■ PROBLEM ■
Only the pictures should be dropped; every line of the data must come back exactly as written.
-------------------------
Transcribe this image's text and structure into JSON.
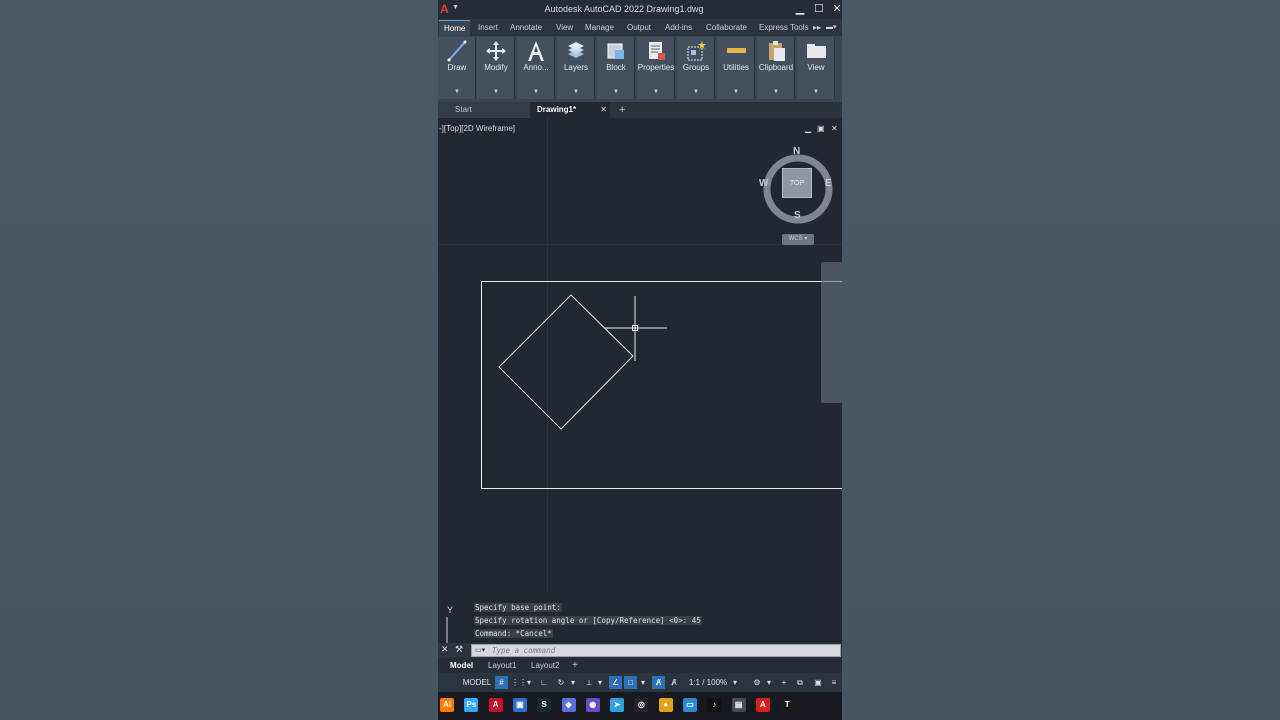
{
  "window": {
    "title": "Autodesk AutoCAD 2022   Drawing1.dwg",
    "app_logo": "A",
    "minimize": "▁",
    "maximize": "☐",
    "close": "✕"
  },
  "ribbon_tabs": [
    "Home",
    "Insert",
    "Annotate",
    "View",
    "Manage",
    "Output",
    "Add-ins",
    "Collaborate",
    "Express Tools"
  ],
  "ribbon_overflow": "▸▸",
  "ribbon_panels": [
    {
      "label": "Draw",
      "icon": "line-icon"
    },
    {
      "label": "Modify",
      "icon": "move-icon"
    },
    {
      "label": "Anno...",
      "icon": "text-icon"
    },
    {
      "label": "Layers",
      "icon": "layers-icon"
    },
    {
      "label": "Block",
      "icon": "block-icon"
    },
    {
      "label": "Properties",
      "icon": "properties-icon"
    },
    {
      "label": "Groups",
      "icon": "groups-icon"
    },
    {
      "label": "Utilities",
      "icon": "measure-icon"
    },
    {
      "label": "Clipboard",
      "icon": "clipboard-icon"
    },
    {
      "label": "View",
      "icon": "view-icon"
    }
  ],
  "doc_tabs": {
    "start": "Start",
    "active": "Drawing1*",
    "close": "✕",
    "add": "+"
  },
  "viewport": {
    "label": "-][Top][2D Wireframe]",
    "controls": [
      "▁",
      "▣",
      "✕"
    ],
    "viewcube": {
      "n": "N",
      "s": "S",
      "e": "E",
      "w": "W",
      "face": "TOP",
      "wcs": "WCS ▾"
    }
  },
  "command_history": [
    "Specify base point:",
    "Specify rotation angle or [Copy/Reference] <0>: 45",
    "Command: *Cancel*"
  ],
  "command_input": {
    "placeholder": "Type a command",
    "value": ""
  },
  "ucs": {
    "y_label": "Y"
  },
  "layout_tabs": [
    "Model",
    "Layout1",
    "Layout2"
  ],
  "layout_add": "+",
  "status_bar": {
    "model": "MODEL",
    "scale": "1:1 / 100%"
  },
  "taskbar_icons": [
    {
      "label": "Ai",
      "color": "#ff7c00"
    },
    {
      "label": "Ps",
      "color": "#31a8ff"
    },
    {
      "label": "A",
      "color": "#c8102e"
    },
    {
      "label": "▣",
      "color": "#2c6fd1"
    },
    {
      "label": "S",
      "color": "#1b2838"
    },
    {
      "label": "◆",
      "color": "#5a6ee0"
    },
    {
      "label": "◉",
      "color": "#6b49c8"
    },
    {
      "label": "➤",
      "color": "#2aa3e0"
    },
    {
      "label": "◎",
      "color": "#202428"
    },
    {
      "label": "●",
      "color": "#e3a21a"
    },
    {
      "label": "▭",
      "color": "#2c89d6"
    },
    {
      "label": "♪",
      "color": "#111111"
    },
    {
      "label": "▤",
      "color": "#444c56"
    },
    {
      "label": "A",
      "color": "#d81e1e"
    },
    {
      "label": "T",
      "color": "#1a1a1a"
    }
  ],
  "colors": {
    "accent": "#5aa3e6",
    "canvas": "#212830",
    "ribbon": "#3b4553"
  }
}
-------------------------
■ SOLUTION ■
Transcribe this image's text and structure into JSON.
{
  "window": {
    "title": "Autodesk AutoCAD 2022   Drawing1.dwg",
    "app_logo": "A",
    "minimize": "▁",
    "maximize": "☐",
    "close": "✕"
  },
  "ribbon_tabs": [
    "Home",
    "Insert",
    "Annotate",
    "View",
    "Manage",
    "Output",
    "Add-ins",
    "Collaborate",
    "Express Tools"
  ],
  "ribbon_overflow": "▸▸",
  "ribbon_panels": [
    {
      "label": "Draw",
      "icon": "line-icon"
    },
    {
      "label": "Modify",
      "icon": "move-icon"
    },
    {
      "label": "Anno...",
      "icon": "text-icon"
    },
    {
      "label": "Layers",
      "icon": "layers-icon"
    },
    {
      "label": "Block",
      "icon": "block-icon"
    },
    {
      "label": "Properties",
      "icon": "properties-icon"
    },
    {
      "label": "Groups",
      "icon": "groups-icon"
    },
    {
      "label": "Utilities",
      "icon": "measure-icon"
    },
    {
      "label": "Clipboard",
      "icon": "clipboard-icon"
    },
    {
      "label": "View",
      "icon": "view-icon"
    }
  ],
  "doc_tabs": {
    "start": "Start",
    "active": "Drawing1*",
    "close": "✕",
    "add": "+"
  },
  "viewport": {
    "label": "-][Top][2D Wireframe]",
    "controls": [
      "▁",
      "▣",
      "✕"
    ],
    "viewcube": {
      "n": "N",
      "s": "S",
      "e": "E",
      "w": "W",
      "face": "TOP",
      "wcs": "WCS ▾"
    }
  },
  "command_history": [
    "Specify base point:",
    "Specify rotation angle or [Copy/Reference] <0>: 45",
    "Command: *Cancel*"
  ],
  "command_input": {
    "placeholder": "Type a command",
    "value": ""
  },
  "ucs": {
    "y_label": "Y"
  },
  "layout_tabs": [
    "Model",
    "Layout1",
    "Layout2"
  ],
  "layout_add": "+",
  "status_bar": {
    "model": "MODEL",
    "scale": "1:1 / 100%"
  },
  "taskbar_icons": [
    {
      "label": "Ai",
      "color": "#ff7c00"
    },
    {
      "label": "Ps",
      "color": "#31a8ff"
    },
    {
      "label": "A",
      "color": "#c8102e"
    },
    {
      "label": "▣",
      "color": "#2c6fd1"
    },
    {
      "label": "S",
      "color": "#1b2838"
    },
    {
      "label": "◆",
      "color": "#5a6ee0"
    },
    {
      "label": "◉",
      "color": "#6b49c8"
    },
    {
      "label": "➤",
      "color": "#2aa3e0"
    },
    {
      "label": "◎",
      "color": "#202428"
    },
    {
      "label": "●",
      "color": "#e3a21a"
    },
    {
      "label": "▭",
      "color": "#2c89d6"
    },
    {
      "label": "♪",
      "color": "#111111"
    },
    {
      "label": "▤",
      "color": "#444c56"
    },
    {
      "label": "A",
      "color": "#d81e1e"
    },
    {
      "label": "T",
      "color": "#1a1a1a"
    }
  ],
  "colors": {
    "accent": "#5aa3e6",
    "canvas": "#212830",
    "ribbon": "#3b4553"
  }
}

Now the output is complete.